WASHINGTON (AP) — Many Republicans had hoped to avoid the gay marriage debate in the run-up to the 2016 presidential race.

But as the backlash intensifies over a so-called religious freedom law in Indiana, the leading Republican White House contenders have been drawn into a messy clash that highlights the party's strong opposition to same-sex marriage and threatens to inject social issues into the early stages of the presidential primary season.

The debate has energized Democrats nationwide while exposing sharp divisions between Republicans and local business leaders who oppose a law, which critics say allows business owners to deny services to same-sex couples on religious grounds. Opponents fear, for example, that caterers, florists, photographers and bakers with religious objections to same-sex marriage will be allowed to refuse to do business with gay couples. Supporters of the law say it will only give religious objectors a chance to bring their case before a judge.

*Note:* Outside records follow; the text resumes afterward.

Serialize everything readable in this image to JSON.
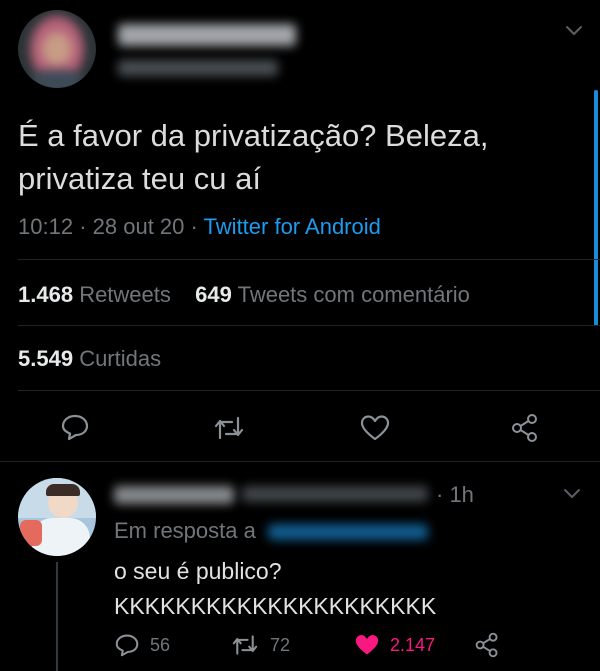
{
  "colors": {
    "background": "#000000",
    "text": "#d9d9d9",
    "muted": "#71767b",
    "link": "#1d9bf0",
    "like": "#f91880",
    "divider": "#1e2326",
    "scroll": "#1d9bf0"
  },
  "tweet": {
    "text_line1": "É a favor da privatização? Beleza,",
    "text_line2": "privatiza teu cu aí",
    "time": "10:12",
    "sep1": "·",
    "date": "28 out 20",
    "sep2": "·",
    "client": "Twitter for Android",
    "retweets_count": "1.468",
    "retweets_label": "Retweets",
    "quotes_count": "649",
    "quotes_label": "Tweets com comentário",
    "likes_count": "5.549",
    "likes_label": "Curtidas",
    "icons": [
      "reply-icon",
      "retweet-icon",
      "like-icon",
      "share-icon"
    ]
  },
  "reply": {
    "age": "· 1h",
    "replying_to_label": "Em resposta a",
    "text_line1": "o seu é publico?",
    "text_line2": "KKKKKKKKKKKKKKKKKKKKK",
    "replies_count": "56",
    "retweets_count": "72",
    "likes_count": "2.147",
    "icons": [
      "reply-icon",
      "retweet-icon",
      "liked-heart-icon",
      "share-icon"
    ]
  }
}
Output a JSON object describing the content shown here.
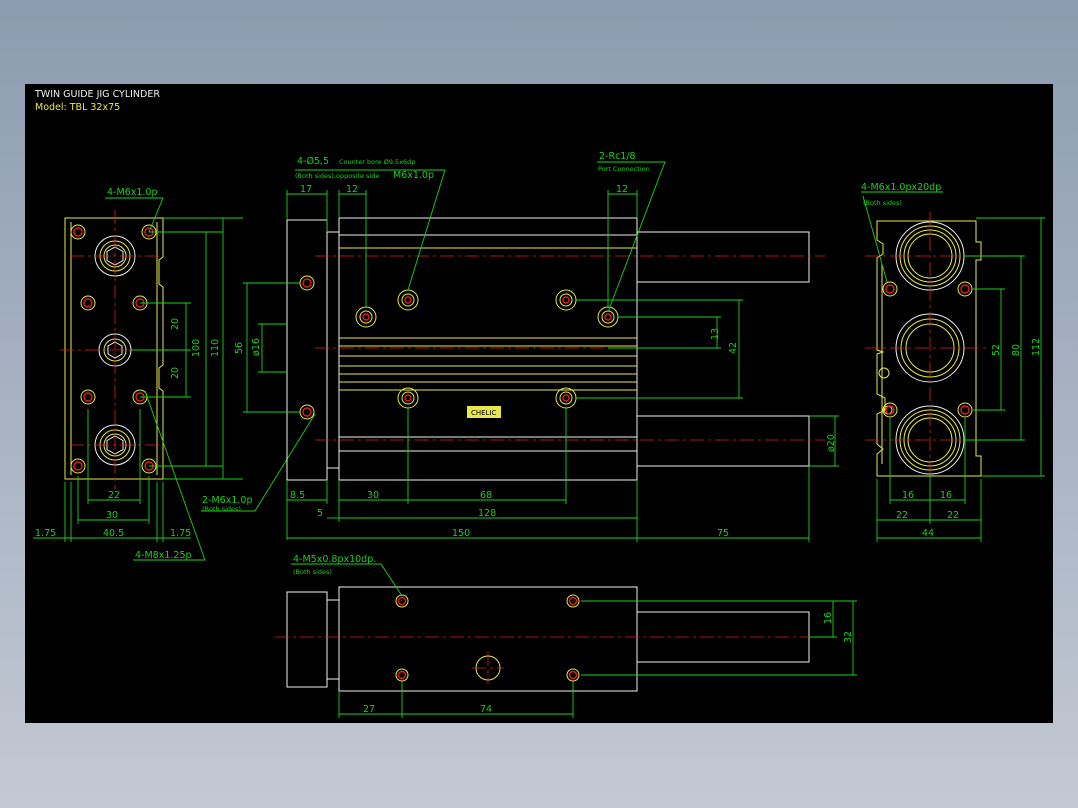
{
  "title": "TWIN GUIDE JIG CYLINDER",
  "model": "Model: TBL 32x75",
  "nameplate": "CHELIC",
  "colors": {
    "background": "#000000",
    "dimension": "#19d219",
    "outline": "#e8e84a",
    "edge": "#f0f0f0",
    "centerline": "#e01e1e"
  },
  "left_view": {
    "callout_top": "4-M6x1.0p",
    "callout_left": "2-M6x1.0p",
    "callout_left_sub": "(Both sides)",
    "callout_bottom": "4-M8x1.25p",
    "dims": {
      "d20a": "20",
      "d20b": "20",
      "d100": "100",
      "d110": "110",
      "d22": "22",
      "d30": "30",
      "d40_5": "40.5",
      "d1_75a": "1.75",
      "d1_75b": "1.75"
    }
  },
  "front_view": {
    "callout_mount": "4-Ø5.5",
    "callout_mount_cb": "Counter bore Ø9.5x6dp",
    "callout_mount_sub": "(Both sides),opposite side",
    "callout_mount_thread": "M6x1.0p",
    "callout_port": "2-Rc1/8",
    "callout_port_sub": "Port Connection",
    "dims": {
      "d17": "17",
      "d12a": "12",
      "d12b": "12",
      "d56": "56",
      "d16": "ø16",
      "d13": "13",
      "d42": "42",
      "d20": "ø20",
      "d8_5": "8.5",
      "d30": "30",
      "d68": "68",
      "d5": "5",
      "d128": "128",
      "d150": "150",
      "d75": "75"
    }
  },
  "right_view": {
    "callout": "4-M6x1.0px20dp",
    "callout_sub": "(Both sides)",
    "dims": {
      "d52": "52",
      "d80": "80",
      "d112": "112",
      "d16a": "16",
      "d16b": "16",
      "d22a": "22",
      "d22b": "22",
      "d44": "44"
    }
  },
  "bottom_view": {
    "callout": "4-M5x0.8px10dp.",
    "callout_sub": "(Both sides)",
    "dims": {
      "d16": "16",
      "d32": "32",
      "d27": "27",
      "d74": "74"
    }
  }
}
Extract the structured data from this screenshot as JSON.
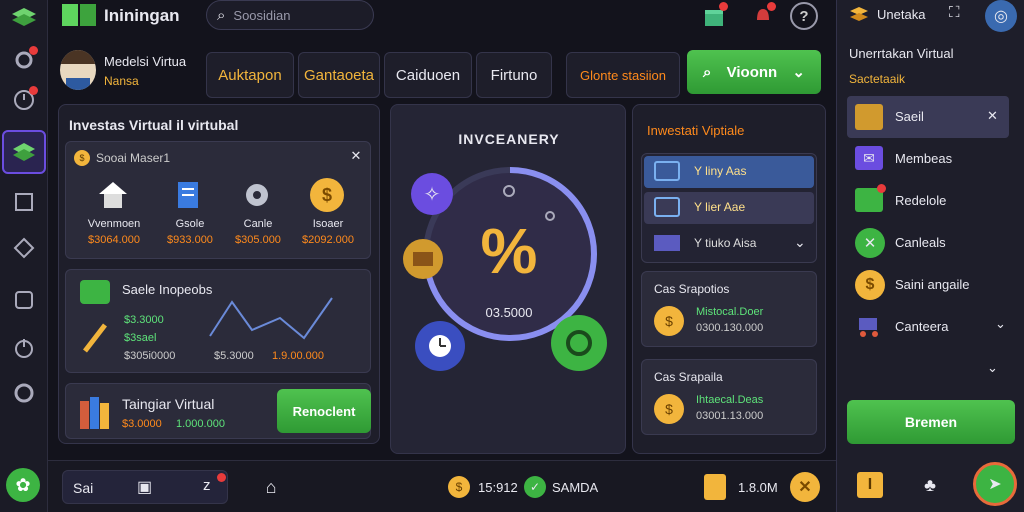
{
  "app": {
    "title": "Ininingan",
    "search_placeholder": "Soosidian"
  },
  "profile": {
    "name": "Medelsi Virtua",
    "subtitle": "Nansa"
  },
  "tabs": [
    "Auktapon",
    "Gantaoeta",
    "Caiduoen",
    "Firtuno",
    "Glonte stasiion"
  ],
  "search_button": "Vioonn",
  "left_panel": {
    "title": "Investas Virtual il virtubal",
    "sub_title": "Sooai Maser1",
    "items": [
      {
        "label": "Vvenmoen",
        "value": "$3064.000",
        "icon": "house-icon"
      },
      {
        "label": "Gsole",
        "value": "$933.000",
        "icon": "document-icon"
      },
      {
        "label": "Canle",
        "value": "$305.000",
        "icon": "gear-icon"
      },
      {
        "label": "Isoaer",
        "value": "$2092.000",
        "icon": "coin-icon"
      }
    ],
    "chart_card": {
      "title": "Saele Inopeobs",
      "v1": "$3.3000",
      "v2": "$3sael",
      "v3": "$305i0000",
      "v4": "$5.3000",
      "v5": "1.9.00.000"
    },
    "bottom": {
      "title": "Taingiar Virtual",
      "v1": "$3.0000",
      "v2": "1.000.000",
      "button": "Renoclent"
    }
  },
  "center": {
    "title": "INVCEANERY",
    "value": "03.5000"
  },
  "right_panel": {
    "title": "Inwestati Viptiale",
    "rows": [
      {
        "label": "Y liny Aas"
      },
      {
        "label": "Y lier Aae"
      },
      {
        "label": "Y tiuko Aisa"
      }
    ],
    "card1": {
      "title": "Cas Srapotios",
      "line1": "Mistocal.Doer",
      "line2": "0300.130.000"
    },
    "card2": {
      "title": "Cas Srapaila",
      "line1": "Ihtaecal.Deas",
      "line2": "03001.13.000"
    }
  },
  "sidebar": {
    "title": "Unetaka",
    "heading": "Unerrtakan Virtual",
    "subheading": "Sactetaaik",
    "items": [
      {
        "label": "Saeil",
        "icon": "chest-icon"
      },
      {
        "label": "Membeas",
        "icon": "envelope-icon"
      },
      {
        "label": "Redelole",
        "icon": "ledger-icon"
      },
      {
        "label": "Canleals",
        "icon": "clover-icon"
      },
      {
        "label": "Saini angaile",
        "icon": "coin-icon"
      },
      {
        "label": "Canteera",
        "icon": "cart-icon"
      }
    ],
    "button": "Bremen"
  },
  "bottom_bar": {
    "label": "Sai",
    "coins": "15:912",
    "status": "SAMDA",
    "amount": "1.8.0M"
  },
  "colors": {
    "accent_green": "#3db443",
    "gold": "#f2b53c",
    "orange": "#ff8a1c",
    "purple": "#6b4de0"
  }
}
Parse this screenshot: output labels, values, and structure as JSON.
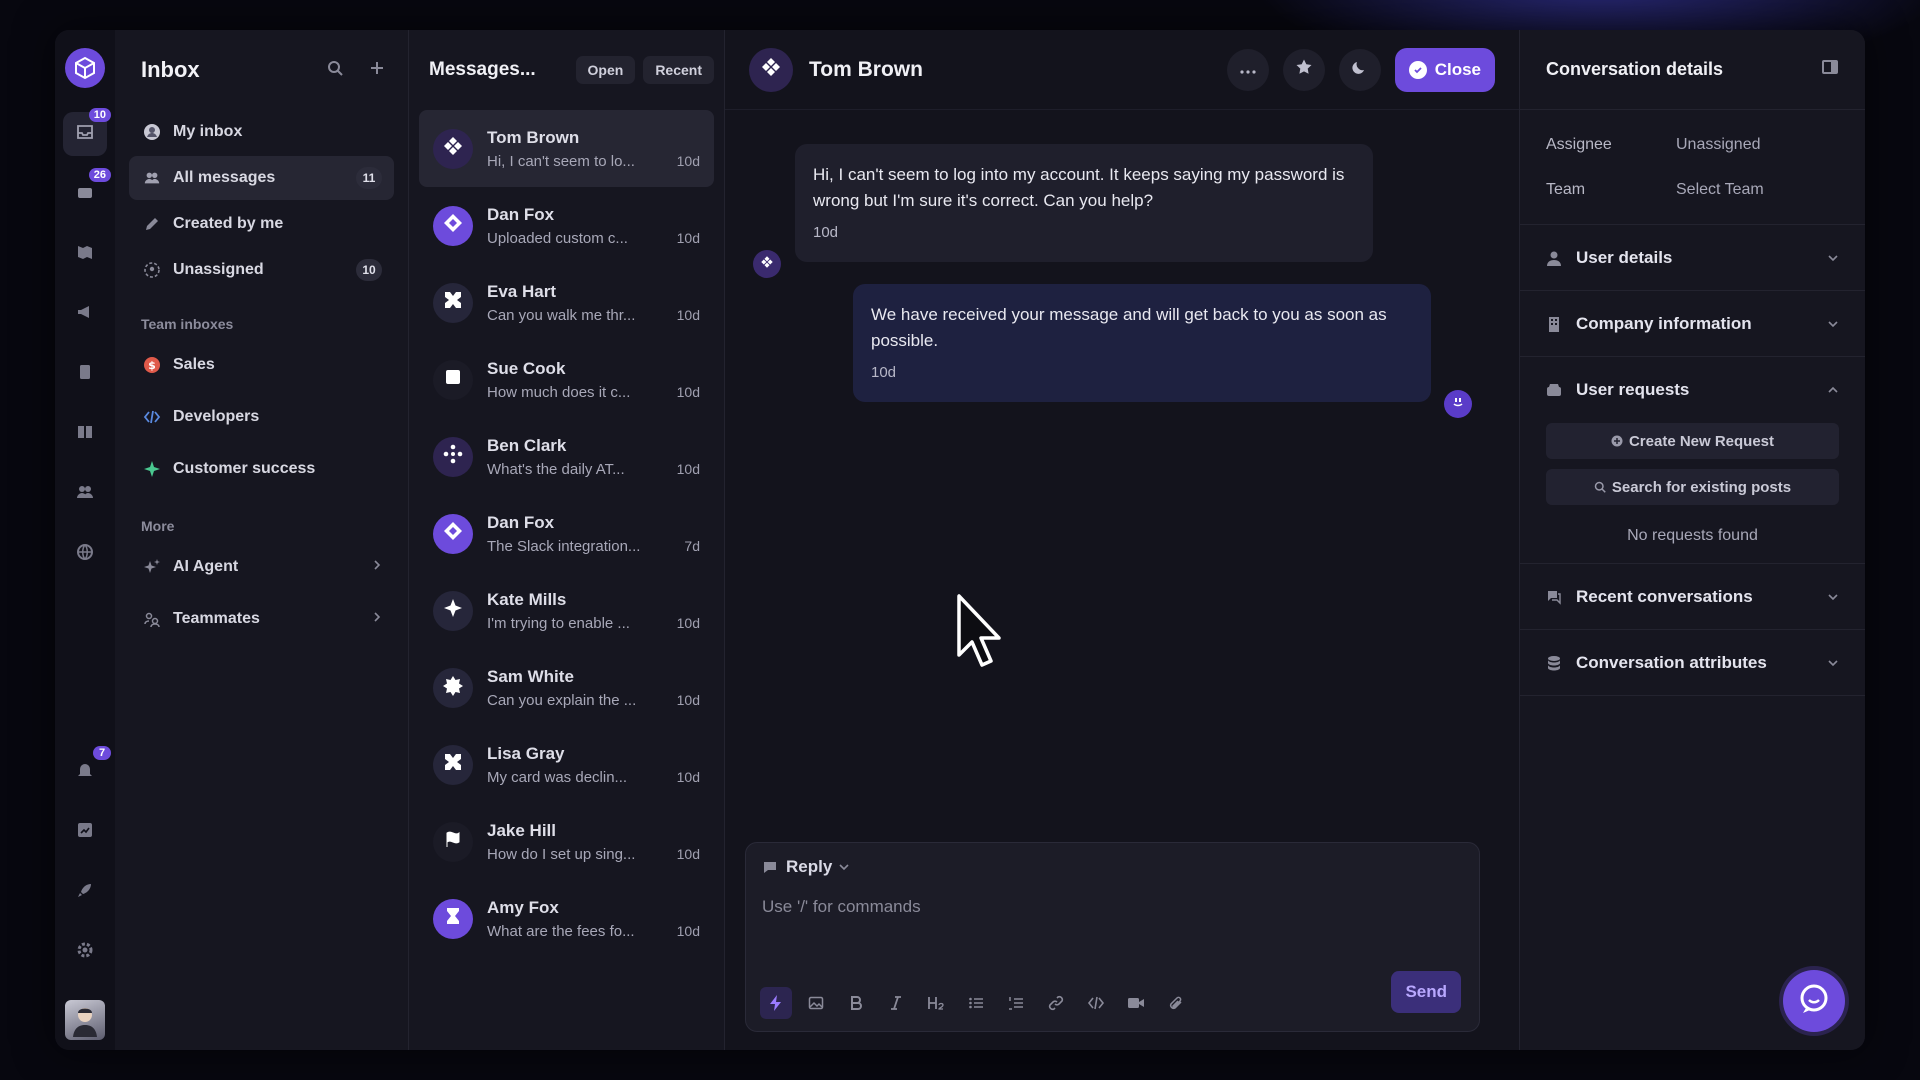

It is a critical time for the Republican Party, which has recently played down its opposition to abortion rights and same-sex marriage to help attract more women and younger voters before the next presidential election.

Polling suggests a majority of the American electorate supports gay marriage, but the most conservative Republicans do not.

Gay marriage is legal in 37 of the 50 U.S. states, following a series of legal rulings. The U.S. Supreme Court is preparing to rule later this year on whether gay couples should be allowed to wed nationwide.

The leading Republican presidential prospects overwhelmingly defended Indiana's law, breaking with local business leaders in favor of conservatives across the country.

"It's a total head-scratcher," former Illinois Republican chairman Pat Brady said of the Republican presidential hopefuls who defended the law. "We're trying to attract voters and win elections. We can't scare people away."

It is a huge moment for Indiana Gov. Mike Pence, a Republican presidential prospect himself, who has become the public face of the law.

"It's been a tough week," Pence said in a Tuesday press conference. He called for a legislative fix to address what he called a perception problem just five days after signing the bill into law.

Florida Gov. Jeb Bush, one of the early favorites for the Republican nomination, defended the law in a Monday radio interview, saying it was "simply allowing people of faith space to be able to express their beliefs."

Texas Sen. Ted Cruz, who announced his presidential campaign last week, said the Indiana governor was "holding the line to protect religious liberty."

At least two other Republicans considering a White House bid, Texas Gov. Rick Perry and former Arkansas Gov. Mike Huckabee, also backed the law.

Some economic-minded Republicans saw it another way.

"It takes our eye off the really important things to most people in this country: jobs, the economy and our security," said Ronald Weiser, former finance chairman for the Republican National Committee. "That's probably not the best thing for our party as a whole."

Last week, Pence signed the state Religious Freedom Restoration Act, giving heightened protections when businesses or individuals object on religious grounds to providing certain services.

Similar proposals have been introduced in more than a dozen states, and 19 other states have similar laws.

North Carolina Gov. Pat McCrory, a pro-business Republican, has criticized such a proposal in his state, telling The Associated Press on Tuesday that he's yet to see evidence of a problem the bill purports to fix.

Some companies and organizations in recent days canceled future travel to Indiana or halted expansion plans in the state. Apple CEO Tim Cook wrote an op-ed opposing measures in Indiana and Arkansas, while retail giant Wal-Mart has said the proposal sends the wrong message.

Democrats were united in their opposition to the law.

Hillary Rodham Clinton, expected to launch her Democratic presidential campaign in the coming weeks, tweeted last week, "Sad this new Indiana law can happen in America today." On Wednesday, she said Arkansas Gov. Asa Hutchinson should veto a similar bill.

Hutchinson had said he would sign the bill, but on Wednesday, he called on lawmakers to make changes.